Directive Principles of State Policy

PART IV of the Constitution Article (36 − 51)

These Principles are in the nature of instruments of instruction to the govt.

Directive Principles are essentially guidelines to the State.

A Directive Principle required to be implemented by legislation and so long as there is no Law carrying out the Policy laid down in a Directive, neither the State nor an individual can violate any existing Law or legal right under a Directive.

Directives are not enforceable in the Courts and do not create any justiciable rights in favour of the individuals.

In case of a conflict between Directive Principles and Fundamental Rights of the Constitution, the latter shall prevail.

Article 36-37 of the Constitution lays down that it shall be the duty of State to apply these directives in making laws.

Article 355 and 365 of the Constitution can be applied for enforcing implementation of directive principles.

Article 38(1) provides that the State shall strive to promote the welfare of the people by securing and protecting a social order in which justice–social, economic and political shall inform all the institutions of national life.
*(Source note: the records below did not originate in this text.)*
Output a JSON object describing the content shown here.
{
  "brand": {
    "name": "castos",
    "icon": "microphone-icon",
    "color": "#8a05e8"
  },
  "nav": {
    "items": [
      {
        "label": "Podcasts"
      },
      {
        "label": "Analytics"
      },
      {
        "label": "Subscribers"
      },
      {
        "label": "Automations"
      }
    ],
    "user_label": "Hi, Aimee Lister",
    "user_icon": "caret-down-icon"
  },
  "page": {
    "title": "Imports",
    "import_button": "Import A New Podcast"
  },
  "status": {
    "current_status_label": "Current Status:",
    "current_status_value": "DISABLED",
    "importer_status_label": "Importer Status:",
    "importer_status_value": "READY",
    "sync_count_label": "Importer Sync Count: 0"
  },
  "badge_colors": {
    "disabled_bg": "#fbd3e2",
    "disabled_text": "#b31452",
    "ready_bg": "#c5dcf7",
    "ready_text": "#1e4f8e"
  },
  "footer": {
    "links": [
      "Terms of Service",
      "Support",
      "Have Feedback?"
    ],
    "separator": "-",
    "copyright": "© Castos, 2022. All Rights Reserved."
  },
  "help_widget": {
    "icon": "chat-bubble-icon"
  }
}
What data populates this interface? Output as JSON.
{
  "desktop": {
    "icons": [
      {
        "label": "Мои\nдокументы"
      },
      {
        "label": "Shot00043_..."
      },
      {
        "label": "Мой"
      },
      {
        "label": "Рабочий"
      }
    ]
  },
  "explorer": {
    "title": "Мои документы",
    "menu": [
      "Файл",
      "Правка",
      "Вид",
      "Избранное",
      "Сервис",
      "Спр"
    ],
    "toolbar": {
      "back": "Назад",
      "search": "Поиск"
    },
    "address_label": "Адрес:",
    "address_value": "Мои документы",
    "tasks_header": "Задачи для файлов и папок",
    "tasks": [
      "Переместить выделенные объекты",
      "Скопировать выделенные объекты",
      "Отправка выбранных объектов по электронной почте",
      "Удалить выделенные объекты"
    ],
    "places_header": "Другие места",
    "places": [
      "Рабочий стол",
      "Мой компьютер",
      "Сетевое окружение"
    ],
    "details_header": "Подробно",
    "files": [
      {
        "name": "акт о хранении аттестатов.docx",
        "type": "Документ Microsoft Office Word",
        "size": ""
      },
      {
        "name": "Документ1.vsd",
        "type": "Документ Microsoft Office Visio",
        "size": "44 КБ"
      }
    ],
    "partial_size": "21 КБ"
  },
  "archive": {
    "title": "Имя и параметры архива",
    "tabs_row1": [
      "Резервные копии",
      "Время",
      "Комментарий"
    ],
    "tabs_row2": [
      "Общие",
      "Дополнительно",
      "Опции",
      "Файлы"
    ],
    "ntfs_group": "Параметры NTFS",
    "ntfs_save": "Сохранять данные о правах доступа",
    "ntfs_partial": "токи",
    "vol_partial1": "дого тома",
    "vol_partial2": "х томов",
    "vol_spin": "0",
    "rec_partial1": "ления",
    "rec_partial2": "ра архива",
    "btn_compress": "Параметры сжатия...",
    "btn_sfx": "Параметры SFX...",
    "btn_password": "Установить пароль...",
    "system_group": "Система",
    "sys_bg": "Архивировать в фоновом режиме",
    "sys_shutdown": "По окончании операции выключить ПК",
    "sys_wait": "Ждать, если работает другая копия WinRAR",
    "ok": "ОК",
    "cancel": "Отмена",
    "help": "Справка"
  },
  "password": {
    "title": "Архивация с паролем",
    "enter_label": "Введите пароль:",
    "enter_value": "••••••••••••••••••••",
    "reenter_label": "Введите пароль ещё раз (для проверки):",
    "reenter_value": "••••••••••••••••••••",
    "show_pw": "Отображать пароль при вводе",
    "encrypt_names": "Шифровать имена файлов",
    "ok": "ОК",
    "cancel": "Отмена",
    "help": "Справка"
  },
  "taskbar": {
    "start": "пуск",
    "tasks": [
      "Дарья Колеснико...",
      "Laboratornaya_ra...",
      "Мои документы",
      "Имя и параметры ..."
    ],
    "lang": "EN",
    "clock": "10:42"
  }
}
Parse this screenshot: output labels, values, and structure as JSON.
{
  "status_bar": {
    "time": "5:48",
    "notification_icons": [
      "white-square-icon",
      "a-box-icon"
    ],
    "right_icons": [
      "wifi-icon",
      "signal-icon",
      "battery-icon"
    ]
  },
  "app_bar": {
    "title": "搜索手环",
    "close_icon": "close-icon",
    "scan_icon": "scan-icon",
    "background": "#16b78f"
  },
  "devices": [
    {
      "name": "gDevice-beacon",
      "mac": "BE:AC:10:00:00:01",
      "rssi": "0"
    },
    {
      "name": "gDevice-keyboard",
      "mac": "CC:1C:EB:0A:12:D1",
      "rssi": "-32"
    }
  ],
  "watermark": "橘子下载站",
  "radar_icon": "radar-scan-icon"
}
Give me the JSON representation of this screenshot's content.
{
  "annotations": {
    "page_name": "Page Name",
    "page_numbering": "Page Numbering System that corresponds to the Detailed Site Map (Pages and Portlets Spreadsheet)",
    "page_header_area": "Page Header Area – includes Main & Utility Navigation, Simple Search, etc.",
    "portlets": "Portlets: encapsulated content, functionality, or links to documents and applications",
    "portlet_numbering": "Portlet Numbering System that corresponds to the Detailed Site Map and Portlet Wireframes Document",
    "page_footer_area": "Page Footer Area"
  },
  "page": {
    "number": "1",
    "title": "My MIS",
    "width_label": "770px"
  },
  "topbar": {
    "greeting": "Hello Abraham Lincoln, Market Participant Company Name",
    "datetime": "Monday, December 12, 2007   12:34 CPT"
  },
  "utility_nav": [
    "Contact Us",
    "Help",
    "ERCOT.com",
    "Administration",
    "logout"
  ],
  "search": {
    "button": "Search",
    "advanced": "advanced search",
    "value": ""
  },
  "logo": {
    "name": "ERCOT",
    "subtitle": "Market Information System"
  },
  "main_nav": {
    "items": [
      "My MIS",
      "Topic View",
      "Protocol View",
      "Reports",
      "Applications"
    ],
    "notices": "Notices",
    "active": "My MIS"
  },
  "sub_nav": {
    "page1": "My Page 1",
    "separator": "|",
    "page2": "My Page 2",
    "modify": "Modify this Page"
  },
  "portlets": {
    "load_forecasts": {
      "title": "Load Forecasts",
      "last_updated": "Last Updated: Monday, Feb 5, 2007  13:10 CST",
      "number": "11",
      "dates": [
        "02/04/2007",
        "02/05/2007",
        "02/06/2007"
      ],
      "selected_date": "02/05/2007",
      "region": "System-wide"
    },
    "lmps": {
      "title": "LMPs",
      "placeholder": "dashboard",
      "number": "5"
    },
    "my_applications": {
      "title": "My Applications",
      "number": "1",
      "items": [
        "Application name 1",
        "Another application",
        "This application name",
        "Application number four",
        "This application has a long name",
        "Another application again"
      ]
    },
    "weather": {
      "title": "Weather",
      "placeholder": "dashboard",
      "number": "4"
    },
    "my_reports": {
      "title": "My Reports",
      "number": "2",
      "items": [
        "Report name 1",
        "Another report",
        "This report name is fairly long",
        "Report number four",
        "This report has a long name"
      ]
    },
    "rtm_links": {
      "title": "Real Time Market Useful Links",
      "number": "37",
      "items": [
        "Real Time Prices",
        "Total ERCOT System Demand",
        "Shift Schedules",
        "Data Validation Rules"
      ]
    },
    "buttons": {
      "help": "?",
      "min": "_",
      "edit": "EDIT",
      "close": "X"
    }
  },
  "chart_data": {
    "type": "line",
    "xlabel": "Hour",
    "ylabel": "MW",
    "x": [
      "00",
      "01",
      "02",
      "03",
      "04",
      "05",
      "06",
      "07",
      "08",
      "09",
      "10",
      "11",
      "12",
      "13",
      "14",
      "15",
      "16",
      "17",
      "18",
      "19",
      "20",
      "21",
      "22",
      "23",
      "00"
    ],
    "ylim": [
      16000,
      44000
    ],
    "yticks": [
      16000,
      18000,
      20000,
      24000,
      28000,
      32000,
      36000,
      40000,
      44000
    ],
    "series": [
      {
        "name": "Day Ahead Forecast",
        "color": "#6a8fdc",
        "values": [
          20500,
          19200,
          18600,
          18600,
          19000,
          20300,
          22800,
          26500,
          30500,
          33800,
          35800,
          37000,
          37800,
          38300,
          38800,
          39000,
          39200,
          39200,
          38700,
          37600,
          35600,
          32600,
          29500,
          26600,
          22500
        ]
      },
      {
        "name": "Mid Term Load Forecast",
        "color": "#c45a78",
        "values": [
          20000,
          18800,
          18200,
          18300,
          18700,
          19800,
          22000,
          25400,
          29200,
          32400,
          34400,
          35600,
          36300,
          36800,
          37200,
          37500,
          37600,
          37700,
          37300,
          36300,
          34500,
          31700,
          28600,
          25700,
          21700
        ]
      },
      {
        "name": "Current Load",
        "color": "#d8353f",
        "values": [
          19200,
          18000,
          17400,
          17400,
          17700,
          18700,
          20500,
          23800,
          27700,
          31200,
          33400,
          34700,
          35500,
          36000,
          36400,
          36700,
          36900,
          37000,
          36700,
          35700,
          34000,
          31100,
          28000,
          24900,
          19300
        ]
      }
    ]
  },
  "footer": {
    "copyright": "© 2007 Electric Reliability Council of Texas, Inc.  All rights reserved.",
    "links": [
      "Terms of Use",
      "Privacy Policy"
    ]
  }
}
Further, the State shall strive to minimise inequalities.

Article 39 – specifically requires the state to direct its policy towards securing economic justice.

Article 40 – ensures organising village panchayats as units of self-government.

Article 41 – Right to Work, education and public assistance in cases of un-employment, old-age, sickness, and disablement.

Article 42 – Just and humane conditions of Work.

Article 43 – the concept of living wage includes in addition to the bare necessities of life (food, shelter and clothing), provisions for education of children and insurance, etc. • Article 44 – Deals with Uniform Civil Code.

Article 45 – The State shall endeavour to provide early childhood care and education for all children until they complete the age group of six years.

Article 46 – Promotion of education and economic interests of weaker sections.

Article 47 – Duty to raise the Standard of living and improvement of health. It includes, in particular, the prohibition of liquor.

Article 48 – Organisation of Agriculture and Animal Husbandry.

Article 49 – Protection of Monuments, etc.

Article 50 – Separation of Judiciary from Executive.

Article 51 – Promotion of international peace and security.